Heartfelt and thriller are not two terms that readers expect to see joined together to describe a new novel, but that is exactly what Paul Cleave’s new book, Trust No One is – a heartfelt thriller. In this stand-alone novel, Paul Cleave has created a conceit that is both ingeniously simple and utterly complex.
Trust No One tells the story of Jerry Grey, a crime fiction author who has recently been diagnosed with early onset dementia. The present day story alternates with chapters which represent the journal entries Jerry makes in an attempt to remind himself of things that he is surely going to forget as his illness progresses.
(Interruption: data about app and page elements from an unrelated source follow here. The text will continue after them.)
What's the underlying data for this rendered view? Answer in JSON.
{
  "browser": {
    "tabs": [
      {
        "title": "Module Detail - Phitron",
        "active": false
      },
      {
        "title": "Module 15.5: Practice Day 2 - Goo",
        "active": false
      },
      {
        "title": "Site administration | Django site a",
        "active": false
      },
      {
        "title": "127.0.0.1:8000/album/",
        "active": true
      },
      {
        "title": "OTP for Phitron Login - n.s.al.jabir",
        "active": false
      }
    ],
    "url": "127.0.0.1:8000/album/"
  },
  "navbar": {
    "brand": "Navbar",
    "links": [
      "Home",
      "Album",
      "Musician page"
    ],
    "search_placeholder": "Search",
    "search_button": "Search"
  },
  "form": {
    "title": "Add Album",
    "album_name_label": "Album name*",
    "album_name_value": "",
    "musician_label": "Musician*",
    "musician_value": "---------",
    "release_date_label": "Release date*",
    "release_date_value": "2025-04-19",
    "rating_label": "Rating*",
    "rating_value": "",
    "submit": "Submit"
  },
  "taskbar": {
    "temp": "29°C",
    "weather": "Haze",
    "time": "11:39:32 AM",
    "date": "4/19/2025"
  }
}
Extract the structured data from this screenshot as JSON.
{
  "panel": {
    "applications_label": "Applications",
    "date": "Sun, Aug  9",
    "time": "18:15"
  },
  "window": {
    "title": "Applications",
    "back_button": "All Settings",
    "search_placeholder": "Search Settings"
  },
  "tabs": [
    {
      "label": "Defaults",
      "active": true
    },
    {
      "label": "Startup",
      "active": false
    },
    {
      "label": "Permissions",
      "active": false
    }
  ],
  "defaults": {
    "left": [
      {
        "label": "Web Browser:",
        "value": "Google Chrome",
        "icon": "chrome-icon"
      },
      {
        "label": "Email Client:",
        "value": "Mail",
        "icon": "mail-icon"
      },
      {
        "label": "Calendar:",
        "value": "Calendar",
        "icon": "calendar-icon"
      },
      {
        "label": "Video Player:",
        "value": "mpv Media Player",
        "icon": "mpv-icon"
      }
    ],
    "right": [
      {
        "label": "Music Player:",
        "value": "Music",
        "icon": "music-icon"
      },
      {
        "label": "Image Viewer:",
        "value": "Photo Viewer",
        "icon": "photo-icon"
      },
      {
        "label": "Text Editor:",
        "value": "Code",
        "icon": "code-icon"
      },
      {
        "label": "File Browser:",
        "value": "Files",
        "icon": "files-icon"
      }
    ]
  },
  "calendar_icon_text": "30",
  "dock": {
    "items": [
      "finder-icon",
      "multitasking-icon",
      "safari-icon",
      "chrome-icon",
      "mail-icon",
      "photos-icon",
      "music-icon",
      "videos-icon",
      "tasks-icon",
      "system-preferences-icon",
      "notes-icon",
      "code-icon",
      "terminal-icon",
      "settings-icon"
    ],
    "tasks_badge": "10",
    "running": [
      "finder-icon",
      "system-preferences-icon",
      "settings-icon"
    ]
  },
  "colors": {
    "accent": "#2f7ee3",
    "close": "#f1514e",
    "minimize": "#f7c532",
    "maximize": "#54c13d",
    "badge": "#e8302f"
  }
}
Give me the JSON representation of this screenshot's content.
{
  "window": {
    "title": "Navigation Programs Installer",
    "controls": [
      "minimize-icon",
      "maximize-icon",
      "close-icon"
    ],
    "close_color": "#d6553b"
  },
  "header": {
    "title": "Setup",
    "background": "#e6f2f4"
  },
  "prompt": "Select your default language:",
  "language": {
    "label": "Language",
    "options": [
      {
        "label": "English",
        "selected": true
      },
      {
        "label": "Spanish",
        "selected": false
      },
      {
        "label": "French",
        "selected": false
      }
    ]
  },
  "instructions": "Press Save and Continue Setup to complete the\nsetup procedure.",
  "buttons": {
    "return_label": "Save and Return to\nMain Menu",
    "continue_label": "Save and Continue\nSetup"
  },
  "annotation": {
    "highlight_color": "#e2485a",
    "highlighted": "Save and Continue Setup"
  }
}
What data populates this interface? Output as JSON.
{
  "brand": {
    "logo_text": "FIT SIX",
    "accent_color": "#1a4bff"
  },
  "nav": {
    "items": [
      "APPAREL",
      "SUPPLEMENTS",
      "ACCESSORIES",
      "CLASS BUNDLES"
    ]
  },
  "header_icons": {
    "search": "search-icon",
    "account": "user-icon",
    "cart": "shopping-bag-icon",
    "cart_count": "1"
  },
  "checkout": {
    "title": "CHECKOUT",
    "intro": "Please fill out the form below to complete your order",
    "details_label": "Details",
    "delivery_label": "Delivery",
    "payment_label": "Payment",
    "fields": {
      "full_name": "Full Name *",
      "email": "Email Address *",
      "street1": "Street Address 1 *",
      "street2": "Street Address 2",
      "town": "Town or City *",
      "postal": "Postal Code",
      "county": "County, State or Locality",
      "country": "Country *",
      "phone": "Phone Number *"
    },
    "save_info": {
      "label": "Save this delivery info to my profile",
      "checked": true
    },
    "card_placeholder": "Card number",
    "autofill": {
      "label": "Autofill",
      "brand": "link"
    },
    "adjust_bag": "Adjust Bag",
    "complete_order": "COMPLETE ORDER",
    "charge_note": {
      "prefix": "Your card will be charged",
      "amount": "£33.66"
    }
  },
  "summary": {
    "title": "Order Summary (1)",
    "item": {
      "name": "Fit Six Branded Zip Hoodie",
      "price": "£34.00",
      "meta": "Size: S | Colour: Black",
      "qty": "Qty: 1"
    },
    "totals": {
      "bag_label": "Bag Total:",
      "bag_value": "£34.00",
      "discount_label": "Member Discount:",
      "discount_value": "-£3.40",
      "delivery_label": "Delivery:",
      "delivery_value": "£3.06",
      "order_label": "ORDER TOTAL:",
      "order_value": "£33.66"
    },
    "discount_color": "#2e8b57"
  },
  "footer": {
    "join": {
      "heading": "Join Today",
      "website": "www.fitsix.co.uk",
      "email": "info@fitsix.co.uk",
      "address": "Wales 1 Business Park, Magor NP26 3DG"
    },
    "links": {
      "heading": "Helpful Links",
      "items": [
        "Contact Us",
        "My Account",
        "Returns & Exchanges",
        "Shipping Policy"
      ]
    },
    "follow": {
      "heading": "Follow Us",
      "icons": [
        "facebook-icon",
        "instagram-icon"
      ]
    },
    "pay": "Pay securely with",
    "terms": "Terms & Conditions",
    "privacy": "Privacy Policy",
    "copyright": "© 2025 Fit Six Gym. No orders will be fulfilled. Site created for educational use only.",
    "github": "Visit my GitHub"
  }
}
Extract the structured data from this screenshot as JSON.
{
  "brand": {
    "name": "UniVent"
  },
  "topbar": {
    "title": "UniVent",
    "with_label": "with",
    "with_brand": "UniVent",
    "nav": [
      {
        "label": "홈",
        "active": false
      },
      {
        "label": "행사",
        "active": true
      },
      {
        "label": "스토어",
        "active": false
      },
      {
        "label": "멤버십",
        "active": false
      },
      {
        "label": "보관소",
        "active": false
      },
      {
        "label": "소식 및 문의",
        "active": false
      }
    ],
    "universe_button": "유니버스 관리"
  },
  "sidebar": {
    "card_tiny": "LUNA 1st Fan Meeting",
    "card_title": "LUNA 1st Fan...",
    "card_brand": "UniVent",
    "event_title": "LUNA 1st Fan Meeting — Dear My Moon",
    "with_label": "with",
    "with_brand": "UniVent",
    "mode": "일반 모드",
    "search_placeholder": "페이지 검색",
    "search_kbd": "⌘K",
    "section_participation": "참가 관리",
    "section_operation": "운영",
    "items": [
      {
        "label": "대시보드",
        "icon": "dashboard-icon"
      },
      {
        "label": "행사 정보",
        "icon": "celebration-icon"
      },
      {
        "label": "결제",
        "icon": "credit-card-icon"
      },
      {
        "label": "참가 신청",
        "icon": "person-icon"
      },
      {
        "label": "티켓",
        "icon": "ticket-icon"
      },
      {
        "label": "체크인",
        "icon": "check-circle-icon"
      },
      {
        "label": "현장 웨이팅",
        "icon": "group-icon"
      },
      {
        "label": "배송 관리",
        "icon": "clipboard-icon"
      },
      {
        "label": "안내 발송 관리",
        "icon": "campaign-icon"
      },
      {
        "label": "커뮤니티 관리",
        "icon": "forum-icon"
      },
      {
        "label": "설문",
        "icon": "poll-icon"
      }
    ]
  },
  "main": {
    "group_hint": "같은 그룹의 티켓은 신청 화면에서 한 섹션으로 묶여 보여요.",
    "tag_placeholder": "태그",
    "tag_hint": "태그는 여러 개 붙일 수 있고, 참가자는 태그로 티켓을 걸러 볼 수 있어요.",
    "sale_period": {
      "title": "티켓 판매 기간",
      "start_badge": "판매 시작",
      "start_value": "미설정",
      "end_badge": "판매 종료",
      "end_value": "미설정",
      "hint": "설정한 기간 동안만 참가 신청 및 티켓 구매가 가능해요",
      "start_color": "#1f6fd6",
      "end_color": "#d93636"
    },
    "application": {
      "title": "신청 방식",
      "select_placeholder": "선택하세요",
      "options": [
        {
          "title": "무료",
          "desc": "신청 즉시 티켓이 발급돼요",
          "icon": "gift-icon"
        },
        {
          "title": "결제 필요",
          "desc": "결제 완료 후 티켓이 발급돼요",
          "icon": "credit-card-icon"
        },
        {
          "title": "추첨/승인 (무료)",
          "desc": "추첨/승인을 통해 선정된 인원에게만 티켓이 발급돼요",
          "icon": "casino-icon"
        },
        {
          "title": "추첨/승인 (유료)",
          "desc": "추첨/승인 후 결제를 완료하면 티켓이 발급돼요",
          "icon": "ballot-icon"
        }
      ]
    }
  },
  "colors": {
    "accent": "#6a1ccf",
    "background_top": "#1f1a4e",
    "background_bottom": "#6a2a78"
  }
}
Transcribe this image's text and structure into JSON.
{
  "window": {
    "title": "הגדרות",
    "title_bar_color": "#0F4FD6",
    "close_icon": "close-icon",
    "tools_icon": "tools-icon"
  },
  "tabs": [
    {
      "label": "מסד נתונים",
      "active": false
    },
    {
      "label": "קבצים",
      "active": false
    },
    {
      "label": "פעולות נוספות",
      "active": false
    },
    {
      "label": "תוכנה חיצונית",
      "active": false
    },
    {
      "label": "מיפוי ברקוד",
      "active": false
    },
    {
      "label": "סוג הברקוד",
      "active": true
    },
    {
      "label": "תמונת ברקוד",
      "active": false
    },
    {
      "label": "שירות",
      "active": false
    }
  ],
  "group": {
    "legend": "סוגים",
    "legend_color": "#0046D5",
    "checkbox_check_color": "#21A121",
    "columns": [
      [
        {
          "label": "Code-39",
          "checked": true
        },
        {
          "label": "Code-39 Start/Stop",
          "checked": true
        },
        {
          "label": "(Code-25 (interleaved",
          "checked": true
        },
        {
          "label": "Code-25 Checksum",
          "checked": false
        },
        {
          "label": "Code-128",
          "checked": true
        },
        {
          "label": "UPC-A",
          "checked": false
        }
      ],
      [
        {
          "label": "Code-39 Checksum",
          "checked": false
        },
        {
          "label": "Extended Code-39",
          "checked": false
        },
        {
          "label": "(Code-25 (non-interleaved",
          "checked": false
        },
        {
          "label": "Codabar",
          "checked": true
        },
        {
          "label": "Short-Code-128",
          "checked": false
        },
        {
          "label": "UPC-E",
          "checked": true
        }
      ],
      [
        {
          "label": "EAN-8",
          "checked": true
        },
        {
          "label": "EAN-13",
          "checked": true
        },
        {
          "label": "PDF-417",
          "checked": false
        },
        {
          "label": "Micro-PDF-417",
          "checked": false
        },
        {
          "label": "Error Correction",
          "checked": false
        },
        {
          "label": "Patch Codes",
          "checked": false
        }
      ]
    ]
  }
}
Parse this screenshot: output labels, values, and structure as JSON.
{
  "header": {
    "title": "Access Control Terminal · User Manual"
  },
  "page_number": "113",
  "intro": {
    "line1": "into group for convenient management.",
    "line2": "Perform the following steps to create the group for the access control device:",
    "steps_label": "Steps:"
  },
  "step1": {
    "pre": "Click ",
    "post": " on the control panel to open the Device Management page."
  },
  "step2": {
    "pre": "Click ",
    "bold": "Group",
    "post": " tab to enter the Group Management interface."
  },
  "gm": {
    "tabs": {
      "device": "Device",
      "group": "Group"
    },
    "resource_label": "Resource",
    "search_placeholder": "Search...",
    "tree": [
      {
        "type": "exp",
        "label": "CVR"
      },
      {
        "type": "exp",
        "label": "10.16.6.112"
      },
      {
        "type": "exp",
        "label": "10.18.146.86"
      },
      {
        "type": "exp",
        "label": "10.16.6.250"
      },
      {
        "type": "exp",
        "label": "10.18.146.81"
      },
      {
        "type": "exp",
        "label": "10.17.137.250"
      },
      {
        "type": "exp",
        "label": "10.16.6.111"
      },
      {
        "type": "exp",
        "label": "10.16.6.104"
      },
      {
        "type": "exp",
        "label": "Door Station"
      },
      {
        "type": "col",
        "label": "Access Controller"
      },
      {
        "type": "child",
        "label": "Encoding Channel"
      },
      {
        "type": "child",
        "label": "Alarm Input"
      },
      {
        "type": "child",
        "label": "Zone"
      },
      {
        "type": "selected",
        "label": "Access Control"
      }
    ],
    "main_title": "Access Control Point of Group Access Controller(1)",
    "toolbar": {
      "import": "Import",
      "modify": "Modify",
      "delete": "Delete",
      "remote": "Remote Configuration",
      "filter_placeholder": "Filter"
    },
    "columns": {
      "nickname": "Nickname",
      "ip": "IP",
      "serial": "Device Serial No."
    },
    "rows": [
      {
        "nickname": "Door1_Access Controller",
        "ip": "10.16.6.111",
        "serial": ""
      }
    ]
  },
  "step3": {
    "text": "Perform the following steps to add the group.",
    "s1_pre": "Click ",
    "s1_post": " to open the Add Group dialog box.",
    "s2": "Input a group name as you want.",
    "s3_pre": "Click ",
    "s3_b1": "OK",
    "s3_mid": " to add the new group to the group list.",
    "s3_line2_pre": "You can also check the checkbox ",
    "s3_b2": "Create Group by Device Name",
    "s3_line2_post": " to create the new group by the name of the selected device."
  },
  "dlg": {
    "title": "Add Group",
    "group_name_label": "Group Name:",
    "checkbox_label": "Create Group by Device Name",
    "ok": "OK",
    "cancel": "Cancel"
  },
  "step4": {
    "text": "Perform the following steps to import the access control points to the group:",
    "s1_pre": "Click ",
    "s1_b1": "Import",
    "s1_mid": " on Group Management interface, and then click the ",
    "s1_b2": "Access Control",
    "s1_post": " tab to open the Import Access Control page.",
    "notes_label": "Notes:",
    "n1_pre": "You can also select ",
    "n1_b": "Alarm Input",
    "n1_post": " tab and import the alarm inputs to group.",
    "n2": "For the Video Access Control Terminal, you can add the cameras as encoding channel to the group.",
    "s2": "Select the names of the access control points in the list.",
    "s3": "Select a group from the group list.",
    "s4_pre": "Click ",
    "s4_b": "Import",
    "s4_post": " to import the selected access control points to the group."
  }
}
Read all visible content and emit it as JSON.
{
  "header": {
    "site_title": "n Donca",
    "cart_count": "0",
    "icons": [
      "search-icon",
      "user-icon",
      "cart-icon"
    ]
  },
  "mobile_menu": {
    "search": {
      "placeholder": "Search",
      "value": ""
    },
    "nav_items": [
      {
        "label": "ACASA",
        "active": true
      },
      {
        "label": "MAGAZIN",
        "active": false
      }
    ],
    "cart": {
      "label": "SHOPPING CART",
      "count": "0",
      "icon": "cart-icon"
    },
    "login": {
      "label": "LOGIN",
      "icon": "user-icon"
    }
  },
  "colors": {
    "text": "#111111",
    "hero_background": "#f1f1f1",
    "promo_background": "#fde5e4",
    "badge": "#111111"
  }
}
Jerry Grey’s fans know him as Henry Cutter – the pseudonym Jerry has used during this illustrious writing career. His current novel is with his editor and it would seem that the old spark is no longer there. This has done nothing to diminish the loyalty of his fans, one of whom visits Jerry regularly. This obsessive fan character will certainly remind readers of Annie Wilkes from Stephen King’s Misery.
But the worst of Jerry’s problems is that the Alzheimer’s is causing him no shortage of confusion. Jerry can’t understand why his wife is not visiting him at the nursing home, why his daughter seems distant, and why, even though he is not allowed to go outside, hospital staff claim he is leaving against their orders.
Things only get worse for Jerry as he begins to believe that the fictional murders he wrote about in his novels were inspired by real life murders he may have actually committed. Unable to distinguish truth from fiction, Jerry finds himself floundering. Who can you turn to when you can’t even trust yourself?
In Jerry Grey, Paul Cleave has created a character readers are going to immediately empathize with. Even as evidence begins to mount, readers will find it impossible to leave Jerry’s side. By manipulating the tropes of the standard thriller, Cleave has created a unique work readers will cherish for years to come. The idea of using dementia as both alibi and confessor is nothing short of brilliant.
In Trust No One, Paul Cleave strikes the perfect blend of tragedy and dark humor. What could have been a dismal read is salvaged by Cleave’s mastery of point-of-view and tone. The journal entries alone make for fascinating reading, but contrasting them with actual events elicits unexpected responses from the reader.
Good news – Trust No One and the character of Jerry Grey will linger in reader’s memory for as long as their mind remains healthy. Bad news – Jerry’s dementia means that it may be hard to believe anything you have read in Trust No One*.
*This good news/bad news bit will mean more to you once you have read the book.
Disclaimer: An e-galley of this title was provided to BOLO Books by the publisher. No review was promised and the above is an unbiased review of the novel.